START INFORMATION SUPPLIED
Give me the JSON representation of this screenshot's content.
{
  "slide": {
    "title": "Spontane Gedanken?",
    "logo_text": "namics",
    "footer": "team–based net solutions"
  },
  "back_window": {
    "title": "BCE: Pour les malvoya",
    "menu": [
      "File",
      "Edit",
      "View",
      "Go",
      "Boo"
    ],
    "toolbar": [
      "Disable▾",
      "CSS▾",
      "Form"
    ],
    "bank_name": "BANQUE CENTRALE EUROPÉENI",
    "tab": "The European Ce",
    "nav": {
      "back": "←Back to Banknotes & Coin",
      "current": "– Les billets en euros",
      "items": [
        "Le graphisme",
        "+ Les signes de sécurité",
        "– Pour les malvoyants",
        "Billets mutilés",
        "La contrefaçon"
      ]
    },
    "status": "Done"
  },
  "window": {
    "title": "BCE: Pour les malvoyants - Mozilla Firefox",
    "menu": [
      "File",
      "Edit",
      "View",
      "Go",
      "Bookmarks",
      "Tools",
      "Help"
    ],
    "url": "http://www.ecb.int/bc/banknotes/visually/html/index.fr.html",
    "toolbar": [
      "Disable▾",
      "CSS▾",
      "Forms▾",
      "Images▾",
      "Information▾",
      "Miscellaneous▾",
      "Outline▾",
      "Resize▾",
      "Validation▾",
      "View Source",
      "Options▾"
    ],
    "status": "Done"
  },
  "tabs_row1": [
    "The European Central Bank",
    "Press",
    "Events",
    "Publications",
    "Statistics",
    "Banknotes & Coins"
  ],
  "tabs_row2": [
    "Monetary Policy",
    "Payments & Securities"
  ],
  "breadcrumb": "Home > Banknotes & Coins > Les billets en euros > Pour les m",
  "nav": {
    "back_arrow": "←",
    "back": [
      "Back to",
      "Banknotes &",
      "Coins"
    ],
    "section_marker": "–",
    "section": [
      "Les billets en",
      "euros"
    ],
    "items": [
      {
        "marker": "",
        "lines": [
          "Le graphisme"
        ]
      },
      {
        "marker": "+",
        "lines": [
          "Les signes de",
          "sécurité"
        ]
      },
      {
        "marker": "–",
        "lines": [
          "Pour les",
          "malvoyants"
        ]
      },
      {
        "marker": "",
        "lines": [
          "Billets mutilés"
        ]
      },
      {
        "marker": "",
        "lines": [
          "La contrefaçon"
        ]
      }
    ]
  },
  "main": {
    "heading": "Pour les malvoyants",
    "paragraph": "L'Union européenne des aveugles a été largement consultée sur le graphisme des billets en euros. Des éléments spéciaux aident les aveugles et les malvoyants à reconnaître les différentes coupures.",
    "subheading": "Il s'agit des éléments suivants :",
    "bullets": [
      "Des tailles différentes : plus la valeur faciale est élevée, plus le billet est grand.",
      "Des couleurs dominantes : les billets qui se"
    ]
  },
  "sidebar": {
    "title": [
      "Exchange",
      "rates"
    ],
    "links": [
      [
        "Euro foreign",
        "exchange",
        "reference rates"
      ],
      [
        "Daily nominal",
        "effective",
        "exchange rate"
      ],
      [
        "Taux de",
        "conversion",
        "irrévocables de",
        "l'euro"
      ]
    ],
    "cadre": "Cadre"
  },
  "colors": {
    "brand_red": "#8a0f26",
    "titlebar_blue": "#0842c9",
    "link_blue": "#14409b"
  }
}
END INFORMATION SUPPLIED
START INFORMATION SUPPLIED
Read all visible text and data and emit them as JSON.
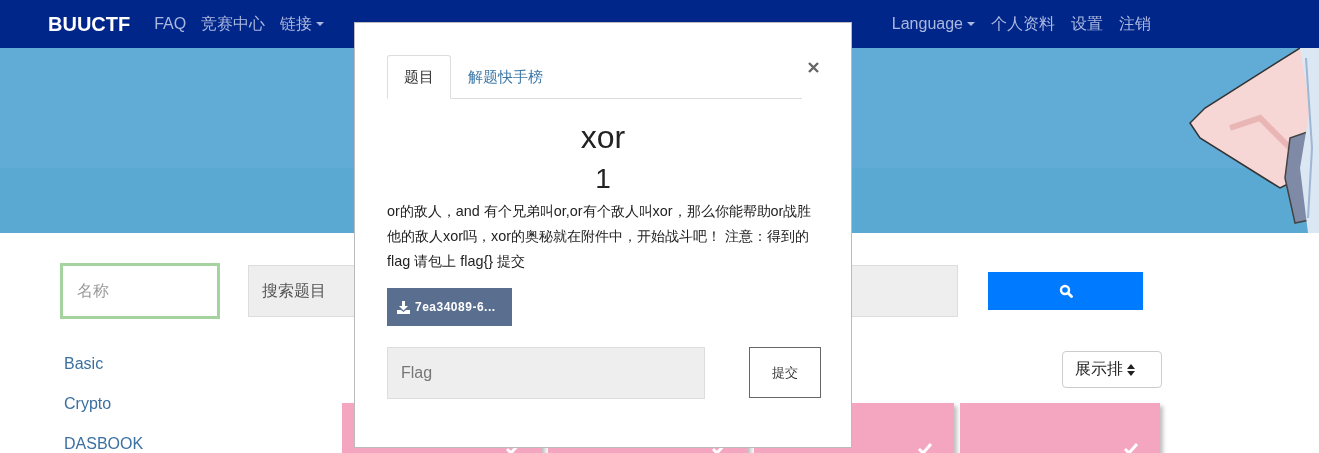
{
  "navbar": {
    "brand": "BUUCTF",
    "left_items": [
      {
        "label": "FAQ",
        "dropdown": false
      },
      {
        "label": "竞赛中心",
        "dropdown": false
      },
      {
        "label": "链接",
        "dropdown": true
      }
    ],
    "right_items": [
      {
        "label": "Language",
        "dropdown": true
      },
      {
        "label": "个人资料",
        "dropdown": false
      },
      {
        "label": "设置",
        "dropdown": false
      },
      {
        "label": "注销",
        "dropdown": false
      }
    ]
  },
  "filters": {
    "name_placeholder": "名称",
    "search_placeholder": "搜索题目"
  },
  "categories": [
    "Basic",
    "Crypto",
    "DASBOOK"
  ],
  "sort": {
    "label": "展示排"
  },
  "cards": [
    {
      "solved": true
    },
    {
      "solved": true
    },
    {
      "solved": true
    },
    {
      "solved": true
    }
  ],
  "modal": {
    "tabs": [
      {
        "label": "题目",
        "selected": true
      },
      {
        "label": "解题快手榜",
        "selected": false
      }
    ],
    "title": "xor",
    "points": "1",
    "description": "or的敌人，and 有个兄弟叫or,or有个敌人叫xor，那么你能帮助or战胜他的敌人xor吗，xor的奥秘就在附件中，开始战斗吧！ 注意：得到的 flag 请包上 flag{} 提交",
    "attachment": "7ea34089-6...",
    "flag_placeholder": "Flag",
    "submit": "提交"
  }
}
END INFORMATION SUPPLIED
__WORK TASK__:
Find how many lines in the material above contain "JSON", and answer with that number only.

__SOLUTION TO THIS TASK__:
2